With "label" as the search word, show every line of the material that has it.
....
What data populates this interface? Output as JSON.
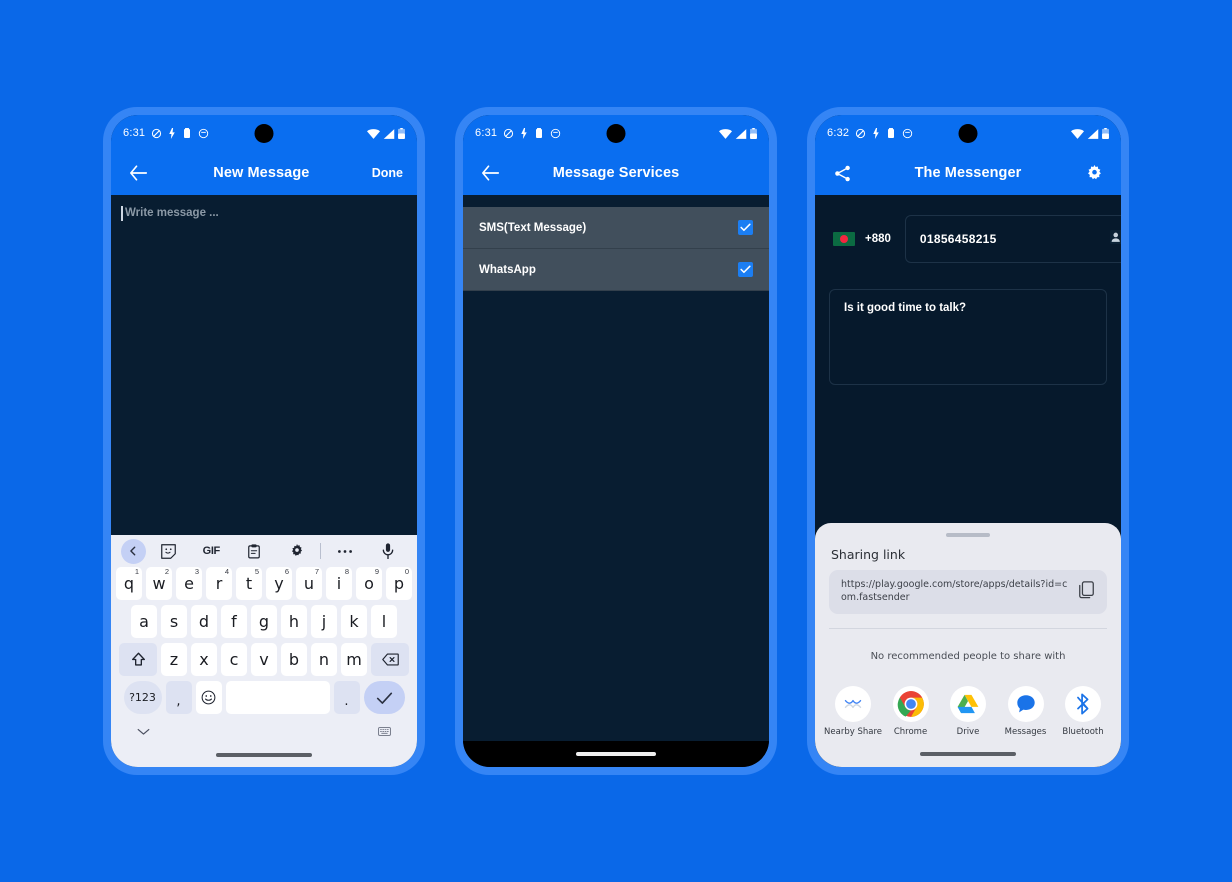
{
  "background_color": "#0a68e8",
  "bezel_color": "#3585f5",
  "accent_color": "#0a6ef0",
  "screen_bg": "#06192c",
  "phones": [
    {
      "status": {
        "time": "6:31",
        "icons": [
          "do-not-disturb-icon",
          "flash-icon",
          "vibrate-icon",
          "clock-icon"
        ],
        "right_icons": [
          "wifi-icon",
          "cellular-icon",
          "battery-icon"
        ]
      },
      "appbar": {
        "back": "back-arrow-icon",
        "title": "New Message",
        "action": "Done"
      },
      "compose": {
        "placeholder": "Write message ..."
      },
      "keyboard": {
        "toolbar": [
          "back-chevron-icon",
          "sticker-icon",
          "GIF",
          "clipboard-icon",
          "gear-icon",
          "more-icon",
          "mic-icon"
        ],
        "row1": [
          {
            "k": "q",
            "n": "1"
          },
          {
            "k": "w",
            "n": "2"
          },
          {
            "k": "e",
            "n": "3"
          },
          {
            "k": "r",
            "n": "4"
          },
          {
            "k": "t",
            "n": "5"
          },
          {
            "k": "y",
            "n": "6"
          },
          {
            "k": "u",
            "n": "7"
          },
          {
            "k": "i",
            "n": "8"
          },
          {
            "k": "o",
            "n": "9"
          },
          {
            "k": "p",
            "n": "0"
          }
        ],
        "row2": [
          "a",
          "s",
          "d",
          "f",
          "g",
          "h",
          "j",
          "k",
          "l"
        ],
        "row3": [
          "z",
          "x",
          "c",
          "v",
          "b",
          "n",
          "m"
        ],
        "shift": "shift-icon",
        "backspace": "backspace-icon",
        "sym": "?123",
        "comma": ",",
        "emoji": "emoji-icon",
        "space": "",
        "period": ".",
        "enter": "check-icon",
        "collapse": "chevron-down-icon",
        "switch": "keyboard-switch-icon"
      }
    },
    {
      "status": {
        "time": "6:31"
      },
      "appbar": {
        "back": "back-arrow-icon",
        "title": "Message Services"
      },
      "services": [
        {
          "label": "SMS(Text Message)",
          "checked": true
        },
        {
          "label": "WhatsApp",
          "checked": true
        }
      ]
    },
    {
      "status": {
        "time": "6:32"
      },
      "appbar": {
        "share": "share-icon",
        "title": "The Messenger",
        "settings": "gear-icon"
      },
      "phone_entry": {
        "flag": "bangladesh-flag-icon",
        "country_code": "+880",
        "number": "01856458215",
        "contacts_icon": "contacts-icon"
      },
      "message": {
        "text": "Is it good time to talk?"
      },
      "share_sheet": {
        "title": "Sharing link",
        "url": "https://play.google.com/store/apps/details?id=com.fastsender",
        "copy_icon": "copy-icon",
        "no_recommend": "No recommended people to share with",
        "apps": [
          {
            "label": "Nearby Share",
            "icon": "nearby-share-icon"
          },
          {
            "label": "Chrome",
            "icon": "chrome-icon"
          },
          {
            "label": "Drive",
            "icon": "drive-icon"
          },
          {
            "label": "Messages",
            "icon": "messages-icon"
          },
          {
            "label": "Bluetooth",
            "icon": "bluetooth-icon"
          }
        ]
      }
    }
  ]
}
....
- [Exercise response]:
          "label": "SMS(Text Message)",
          "label": "WhatsApp",
            "label": "Nearby Share",
            "label": "Chrome",
            "label": "Drive",
            "label": "Messages",
            "label": "Bluetooth",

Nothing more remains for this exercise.